his own desires, while Duncan and Malcolm wear the crown out of love for their nation.
An important theme in Macbeth is the relationship between gender and power,
particularly Shakespeare’s exploration of the values that make up the idea of
masculinity. What are these values, and how do various characters embody
them? How does Shakespeare subvert his characters’ perception of gender roles?
Manhood, for most of the characters in Macbeth, is tied to ideals of strength, power,
physical courage, and force of will; it is rarely tied to ideals of intelligence or moral
fortitude. At several points in the play, the characters goad one another into action by
questioning each other’s manhood. Most significantly, Lady Macbeth emasculates her

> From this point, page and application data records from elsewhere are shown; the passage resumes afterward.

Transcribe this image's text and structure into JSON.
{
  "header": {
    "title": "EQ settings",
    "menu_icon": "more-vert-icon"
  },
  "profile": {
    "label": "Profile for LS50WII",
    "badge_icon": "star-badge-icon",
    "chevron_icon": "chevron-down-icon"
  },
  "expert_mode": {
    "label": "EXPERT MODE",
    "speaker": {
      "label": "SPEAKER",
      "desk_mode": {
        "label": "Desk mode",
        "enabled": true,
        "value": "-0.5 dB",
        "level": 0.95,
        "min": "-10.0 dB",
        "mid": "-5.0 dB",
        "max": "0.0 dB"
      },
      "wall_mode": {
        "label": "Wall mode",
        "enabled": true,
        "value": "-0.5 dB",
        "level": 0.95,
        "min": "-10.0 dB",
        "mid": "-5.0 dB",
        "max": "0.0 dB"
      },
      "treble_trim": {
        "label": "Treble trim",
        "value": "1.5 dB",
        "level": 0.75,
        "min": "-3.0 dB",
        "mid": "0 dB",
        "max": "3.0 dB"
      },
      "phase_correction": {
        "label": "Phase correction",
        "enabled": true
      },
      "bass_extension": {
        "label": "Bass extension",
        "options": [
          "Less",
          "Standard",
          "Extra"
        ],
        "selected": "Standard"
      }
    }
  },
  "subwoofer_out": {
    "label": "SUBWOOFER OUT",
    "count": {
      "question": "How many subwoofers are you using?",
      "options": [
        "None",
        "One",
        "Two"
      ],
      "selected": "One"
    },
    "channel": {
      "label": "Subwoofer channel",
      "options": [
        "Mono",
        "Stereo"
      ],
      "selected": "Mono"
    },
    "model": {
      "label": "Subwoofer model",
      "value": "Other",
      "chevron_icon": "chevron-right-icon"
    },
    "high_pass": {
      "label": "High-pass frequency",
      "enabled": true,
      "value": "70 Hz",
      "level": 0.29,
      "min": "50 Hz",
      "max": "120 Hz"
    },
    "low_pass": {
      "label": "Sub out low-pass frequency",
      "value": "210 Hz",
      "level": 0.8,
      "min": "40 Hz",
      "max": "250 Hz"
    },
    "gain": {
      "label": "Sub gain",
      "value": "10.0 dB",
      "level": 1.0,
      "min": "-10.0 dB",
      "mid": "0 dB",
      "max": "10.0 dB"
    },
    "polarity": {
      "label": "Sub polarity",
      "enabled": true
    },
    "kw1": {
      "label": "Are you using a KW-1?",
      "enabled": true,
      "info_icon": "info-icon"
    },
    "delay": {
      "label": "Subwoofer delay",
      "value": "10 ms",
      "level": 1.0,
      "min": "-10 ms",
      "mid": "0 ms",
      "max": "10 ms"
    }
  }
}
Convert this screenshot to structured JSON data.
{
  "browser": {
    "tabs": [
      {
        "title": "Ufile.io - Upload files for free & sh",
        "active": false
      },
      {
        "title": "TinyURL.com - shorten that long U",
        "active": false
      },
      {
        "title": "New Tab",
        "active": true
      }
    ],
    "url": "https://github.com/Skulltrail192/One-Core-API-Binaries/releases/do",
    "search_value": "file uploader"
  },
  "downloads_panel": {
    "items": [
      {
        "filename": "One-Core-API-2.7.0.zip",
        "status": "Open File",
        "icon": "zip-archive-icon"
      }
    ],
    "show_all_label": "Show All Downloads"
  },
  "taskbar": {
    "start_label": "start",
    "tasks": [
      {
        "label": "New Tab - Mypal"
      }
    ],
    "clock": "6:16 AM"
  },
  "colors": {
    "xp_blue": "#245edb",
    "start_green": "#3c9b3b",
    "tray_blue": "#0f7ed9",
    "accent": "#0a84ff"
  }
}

husband repeatedly, knowing that in his desperation to prove his manhood he will
perform the acts she wishes him to perform. Macbeth echoes Lady Macbeth’s words
when he questions the manhood of the murderers he has hired to kill Banquo, and after
Macduff’s wife and children are killed, Malcolm urges Macduff to take the news with
manly reserve and to devote himself to the destruction of Macbeth, his family’s
murderer. Ultimately, there is a strong suggestion that manhood is tied to cruelty and
violence: note Lady Macbeth’s speech in Act 1, scene 5, when she asks to be “unsexed”
so that she can help her husband commit murder. Yet, at the same time, the audience is
clearly meant to realize that women provide the push that sets the bloody action of the
play in motion. Macduff, too, suggests that the equation of masculinity with cruelty is not
quite correct. His comments show that he believes emotion and reflection are also
important attributes of the true man.